US Middle East peace envoy Jason Greenblatt said in an interview broadcast on American TV Wednesday that Israel is the victim in the conflict with the Palestinians and that in his view, has not made any mistakes over the decades the strife has continued.
In an interview with PBS, Greenblatt also said calling Israeli communities in the West Bank “settlements” is pejorative — he considers the territory “contested” rather than “occupied” — but affirmed that the Trump administration peace plan does answer the question of Palestinian self-determination.
The as-yet unveiled peace plan had its economic section published in June, envisioning a $50 billion injection to boost the Palestinian economy.
The White House has indicated that it is waiting until after a government is formed in Israel following September 17 elections before it releases the political part of the peace plan and has not revealed any of its details.

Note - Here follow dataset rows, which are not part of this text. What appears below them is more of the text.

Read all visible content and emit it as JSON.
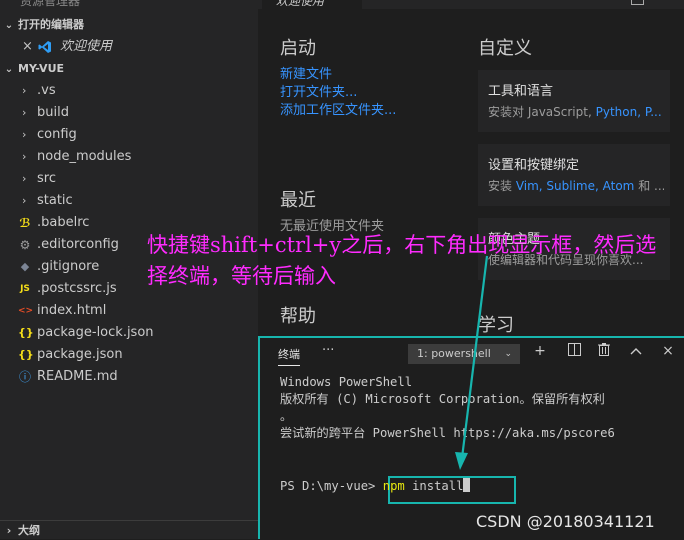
{
  "sidebar": {
    "top_cut_text": "资源管理器",
    "open_editors": {
      "header": "打开的编辑器",
      "items": [
        {
          "label": "欢迎使用",
          "close_glyph": "×"
        }
      ]
    },
    "project": {
      "header": "MY-VUE",
      "folders": [
        ".vs",
        "build",
        "config",
        "node_modules",
        "src",
        "static"
      ],
      "files": [
        {
          "name": ".babelrc",
          "icon": "babel-icon",
          "color": "#f5de19"
        },
        {
          "name": ".editorconfig",
          "icon": "gear-icon",
          "color": "#9d9d9d"
        },
        {
          "name": ".gitignore",
          "icon": "diamond-icon",
          "color": "#7c8595"
        },
        {
          "name": ".postcssrc.js",
          "icon": "js-icon",
          "color": "#f5de19",
          "glyph": "JS"
        },
        {
          "name": "index.html",
          "icon": "html-icon",
          "color": "#e44d26"
        },
        {
          "name": "package-lock.json",
          "icon": "json-icon",
          "color": "#f5de19",
          "glyph": "{}"
        },
        {
          "name": "package.json",
          "icon": "json-icon",
          "color": "#f5de19",
          "glyph": "{}"
        },
        {
          "name": "README.md",
          "icon": "info-icon",
          "color": "#42a5f5"
        }
      ]
    },
    "outline_header": "大纲"
  },
  "editor": {
    "tab_label": "欢迎使用",
    "start": {
      "title": "启动",
      "links": [
        "新建文件",
        "打开文件夹...",
        "添加工作区文件夹..."
      ]
    },
    "recent": {
      "title": "最近",
      "empty_text": "无最近使用文件夹"
    },
    "help": {
      "title": "帮助"
    },
    "customize": {
      "title": "自定义",
      "cards": [
        {
          "title": "工具和语言",
          "desc_prefix": "安装对 JavaScript, ",
          "desc_links": "Python, P..."
        },
        {
          "title": "设置和按键绑定",
          "desc_prefix": "安装 ",
          "desc_links": "Vim, Sublime, Atom",
          "desc_suffix": " 和 ..."
        },
        {
          "title": "颜色主题",
          "desc_prefix": "使编辑器和代码呈现你喜欢...",
          "desc_links": ""
        }
      ]
    },
    "learn": {
      "title": "学习"
    }
  },
  "annotation": "快捷键shift+ctrl+y之后，右下角出现显示框，然后选择终端，等待后输入",
  "terminal": {
    "tab_label": "终端",
    "more_glyph": "···",
    "shell_select": "1: powershell",
    "icons": [
      "plus-icon",
      "split-icon",
      "trash-icon",
      "chevron-up-icon",
      "close-icon"
    ],
    "lines": [
      "Windows PowerShell",
      "版权所有 (C) Microsoft Corporation。保留所有权利",
      "。",
      "",
      "尝试新的跨平台 PowerShell https://aka.ms/pscore6"
    ],
    "prompt": "PS D:\\my-vue> ",
    "command_name": "npm",
    "command_args": " install"
  },
  "watermark": "CSDN @20180341121",
  "colors": {
    "accent_highlight": "#17b5ae",
    "annotation": "#ff2bff",
    "link": "#3794ff"
  }
}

Greenblatt was asked how responsible Israel is for the current situation of conflict with the Palestinians, which has continued unabated since the founding of the Jewish state in 1948.
“I think that Israel is actually more the victim than the party that’s responsible,” he replied. “From the moment of its formation, they were attacked multiple times. They continue to be attacked with terrorism. So — I’m not sure I understand the premise of the question.”
Greenblatt said he “can’t think of single instances” where Israel may have made mistakes or gone beyond its authority.
“But I think even our great country has made mistakes over the years. And, over time, you try to correct those mistakes. But I think Israel is doing the best that it possibly can under very challenging circumstances.”
“Nobody’s perfect, right?” he said.
Greenblatt also commented on the possibility of Israel annexing its settlements in the West Bank, an idea that has been floated by Prime Minister Benjamin Netanyahu and that an Israeli TV news report in May said that Washington would allow for in its peace plan. A US official later said that no such scheme was under discussion or had been proposed to the administration by Israel.
“I don’t even like the word settlements,” Greenblatt said. “I think it’s a pejorative term. I use the term neighborhoods and cities.”
“But I think that one of the challenges of this file, as people speak about the West Bank, Judea and Samaria as being occupied, I would argue that the land is disputed. It needs to be resolved in the context of direct negotiations between the parties. Calling it occupied territory does not help resolve the conflict.”
Israel gained control of the West Bank during the 1967 Six Day War. Palestinians want the territory for a future state with East Jerusalem as its capital.
Probed about what the peace plan holds for Palestinian self-determination, Greenblatt declined to reveal any details.
“I don’t want to get ahead of the plan,” he said, explaining Washington’s tight-lipped policy as a strategy to prevent the proposed agreement from coming under attack before is ready to be pitched to the Israelis and Palestinians.
“But suffice it to say that, in the roughly 60 pages of the plan, that question is answered,” he said. “And our goal is to give the Palestinians everything possible with respect to that and anything else, so long as Israel’s security is not affected in a negative way.”
The administration doesn’t use the phrase “two-state solution,” he said, because “you can’t take a complex — a conflict as complex as this and boil it down to those three words.”
He rejected idea that with its economic plan, titled “Prosperity to Peace,” the US was offering the Palestinians money for peace instead of land for peace.
“I will say very clearly, there is no economic peace without an acceptable political solution to both sides,” he said.
Shortly after US President Donald Trump recognized Jerusalem as Israel’s capital in December 2017 and initiated the relocation of the US embassy to Jerusalem, the Palestinians significantly downgraded their ties with Washington, including cutting relations with the White House.
Greenblatt said that Palestinians are now afraid to publicly show interest in the peace plan and that he has held many meetings with Palestinians in the region who all ask him to not publicize the talks or with whom he met.
“When they go home, they are afraid, and that’s unfortunate,” he said.
Asked if there is anyone in Palestinian society who can lead grassroots support for the peace plan, Greenblatt responded, “Unfortunately not.”
The envoy defended moves by the Trump administration that Palestinians say show a bias toward Israel, such as recognizing Jerusalem as the capital and moving the embassy to the city. The status of Jerusalem as the capital was laid down in US law that every president has promised to implement but never did until Trump, he noted.
Regarding UNRWA, the UN relief organization dealing with Palestinians from which the US cut all funding earlier this year, Greenblatt said, “It’s a broken system.”
“It keeps Palestinians living in these refugee camps in a suffering condition with no possible future. So it’s a bit unfair for the critics to say that, because of those decisions, we don’t care about Palestinians.”
Netanyahu has said he will keep an “open mind” about the US peace proposal, while Palestinian Authority President Mahmoud Abbas has vowed on many occasions to reject the US plan.
“I think people are tired of the conflict,” Greenblatt said. “I think everyone wants better lives for the Palestinians, but everyone is also willing to acknowledge the many, many challenges that exists to give them better lives to improve everything.”
“What’s at stake is, the next generation of kids are going to continue to suffer. And that would be terrible.”
Agencies and Times of Israel staff contributed to this report.